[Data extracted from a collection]
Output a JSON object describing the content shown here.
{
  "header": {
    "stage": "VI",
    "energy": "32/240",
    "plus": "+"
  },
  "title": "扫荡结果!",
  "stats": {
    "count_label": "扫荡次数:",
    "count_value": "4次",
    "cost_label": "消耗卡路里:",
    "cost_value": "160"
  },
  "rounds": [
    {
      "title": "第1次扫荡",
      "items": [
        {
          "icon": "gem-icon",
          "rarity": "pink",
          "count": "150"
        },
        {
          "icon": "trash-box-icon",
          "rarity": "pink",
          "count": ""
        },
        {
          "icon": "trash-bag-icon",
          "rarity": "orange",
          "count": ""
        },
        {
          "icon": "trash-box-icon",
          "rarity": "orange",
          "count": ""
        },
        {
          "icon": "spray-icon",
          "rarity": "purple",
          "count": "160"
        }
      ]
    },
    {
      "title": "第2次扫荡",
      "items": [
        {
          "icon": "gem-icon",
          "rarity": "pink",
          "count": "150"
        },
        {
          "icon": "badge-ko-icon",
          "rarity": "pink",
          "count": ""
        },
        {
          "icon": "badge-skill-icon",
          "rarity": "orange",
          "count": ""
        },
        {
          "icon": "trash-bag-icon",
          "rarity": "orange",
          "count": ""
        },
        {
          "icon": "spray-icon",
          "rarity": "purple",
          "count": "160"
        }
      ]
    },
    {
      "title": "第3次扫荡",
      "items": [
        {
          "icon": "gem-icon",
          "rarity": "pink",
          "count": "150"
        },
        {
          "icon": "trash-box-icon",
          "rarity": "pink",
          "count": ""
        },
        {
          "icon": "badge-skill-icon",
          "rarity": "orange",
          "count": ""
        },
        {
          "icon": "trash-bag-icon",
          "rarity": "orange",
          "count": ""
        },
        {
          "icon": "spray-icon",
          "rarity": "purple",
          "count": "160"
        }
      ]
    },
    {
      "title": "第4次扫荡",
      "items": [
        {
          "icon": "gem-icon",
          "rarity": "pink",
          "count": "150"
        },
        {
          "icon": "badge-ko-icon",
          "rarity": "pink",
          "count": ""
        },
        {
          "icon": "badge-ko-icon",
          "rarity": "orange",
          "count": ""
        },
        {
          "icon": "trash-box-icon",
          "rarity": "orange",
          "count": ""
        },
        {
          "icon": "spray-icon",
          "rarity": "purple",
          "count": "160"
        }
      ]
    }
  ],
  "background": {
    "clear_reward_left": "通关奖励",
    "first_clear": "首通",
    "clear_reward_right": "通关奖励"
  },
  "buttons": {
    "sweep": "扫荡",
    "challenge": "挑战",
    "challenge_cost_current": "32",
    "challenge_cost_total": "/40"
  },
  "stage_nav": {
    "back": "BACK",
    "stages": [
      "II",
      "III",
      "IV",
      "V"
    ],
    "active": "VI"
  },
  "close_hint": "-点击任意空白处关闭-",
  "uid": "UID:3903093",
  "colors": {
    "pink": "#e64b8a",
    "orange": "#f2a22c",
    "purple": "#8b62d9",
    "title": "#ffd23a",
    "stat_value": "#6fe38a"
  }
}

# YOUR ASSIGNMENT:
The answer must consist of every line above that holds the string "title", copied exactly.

# WRITTEN RESPONSE:
  "title": "扫荡结果!",
      "title": "第1次扫荡",
      "title": "第2次扫荡",
      "title": "第3次扫荡",
      "title": "第4次扫荡",
    "title": "#ffd23a",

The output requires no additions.